This is #23 in my series ‘Making of 40 Photographs’.
I spent just over two weeks in Cambodia based in Siem Reap, just outside the Angkor Wat temple complex. As much as I like to tell folk to explore the immediate landscape whilst on a shoot, I’m not one for doing a whistle stop tour of a country.
I think one of he biggest mistakes a new photographer can make is to keep moving and not spend enough time in one location.
It’s very tempting to think that because you’ve been down a street once, that it will not hold any further surprises on a repeat visit. It simply isn’t true!
I like to base myself in one location, or a few concentrated spots for a long period of time because I feel I will get to know the geography and the people a bit better and as I’ve already said throughout this series – each day always holds its own new surprises for me – even in a familiar environment.

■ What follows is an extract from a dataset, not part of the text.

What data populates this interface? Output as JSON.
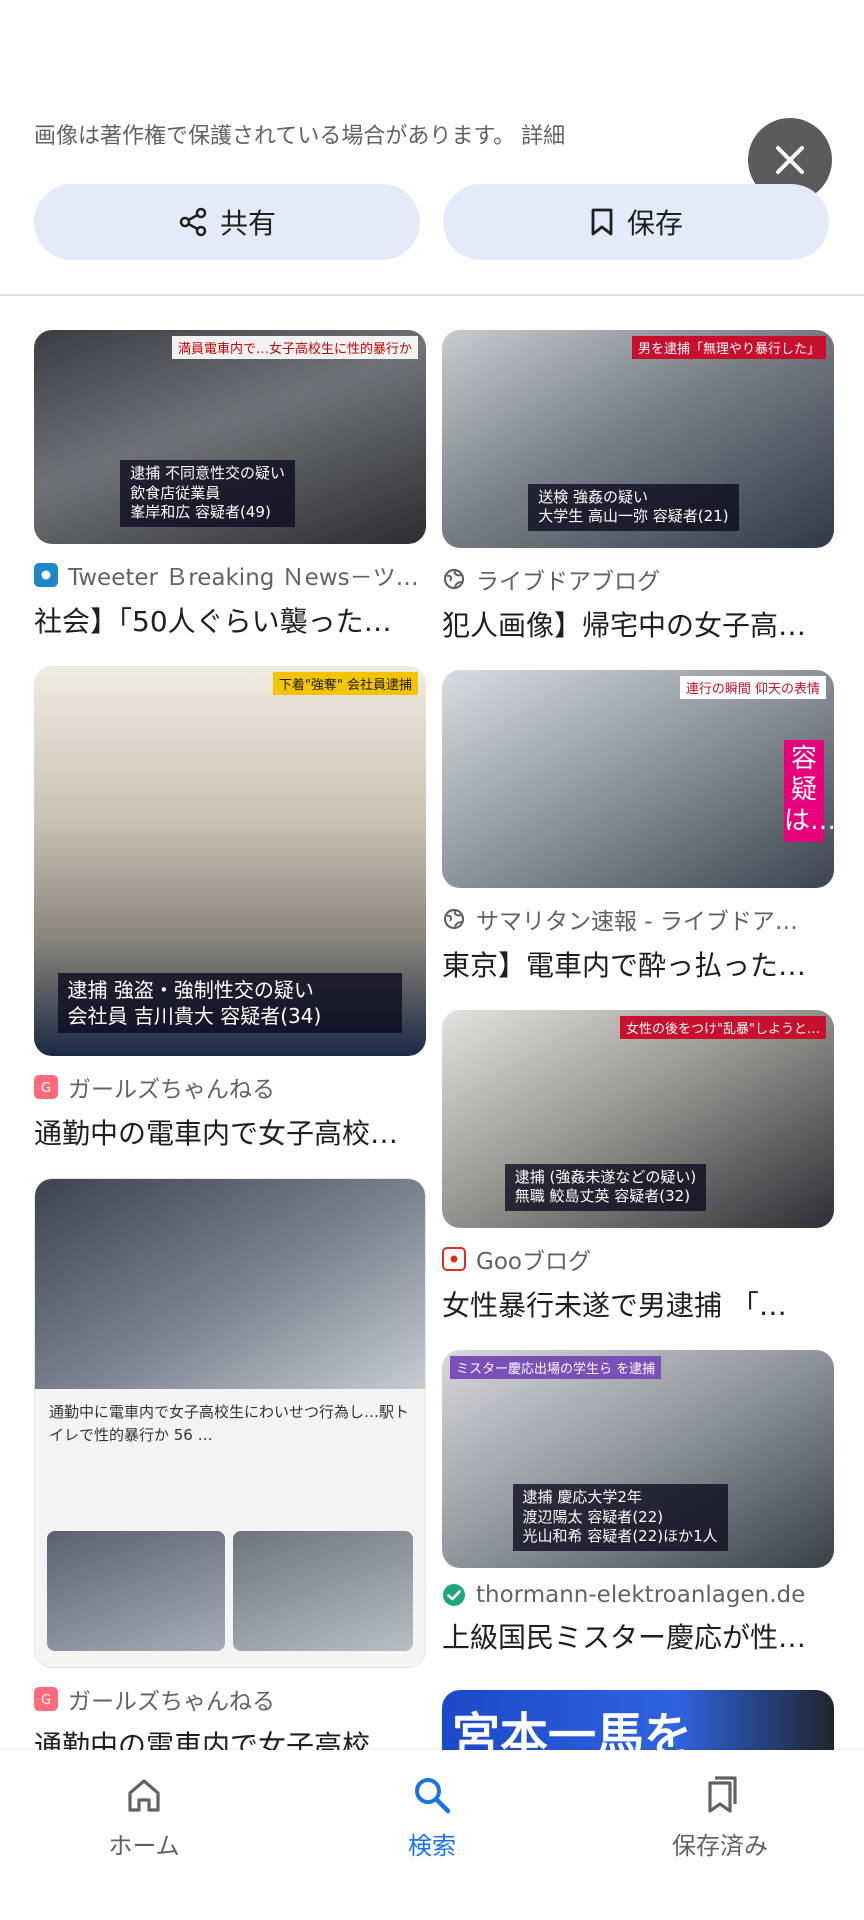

This picture is one such example. Each day after the monsoon had hit, Deap, my motto driver would take me out to his little village just outside of the town. It was always a fascinating adventure and the quality of the light at this time of day was just superb. Overcast skies with dark thunderous clouds would hang in the air and cast a beautiful soft light over the landscape and the people within it.
We were traveling along the road which had now become a mud slurry, when I saw this woman and her son depart from the edge of the road and down into the paddy fields. I could already see the image in my mind – a shot of them walking into the distance. So I was quick to tap Deap on the shoulder and hop off the back of the bike. There’s no time for manual metering or changing lenses – I was lucky that I had my longest lens on – a 150mm medium format lens (equiv to 75mm) and also I had a two stop hard grad in my pocket too.
I ran back to where they had just left the side of the road and felt that I was too late. But I know from previous shoots that you should still take the image – I’m always fighting what my vision wants and what reality presents to me. So I took it anyway, and for the rest of the trip wondered just what I’d managed to capture.
I used the line of the waterway as a device to lead the viewers eye in. I don’t often think of this in a conscious way – I guess I just know from experience what works (most of the time!).
Timing is often critical at these moments. I was aware of DOF issues and settled on an aperture I felt would work and focused between mother and son.
It feels like a shot about dislocation. She’s also looking wistfully away to the side, while we’re right behind him, and he’s obviously looking towards his mother.
But the point about this shot is that I went down this road each day after monsoon and never saw this image before or after I took it. repeatability is important (and there’s been plenty of that in what I’ve been telling you over this series too).
The light also helped. I’d planned to come here during monsoon because the light would be less harsh and more forgiving.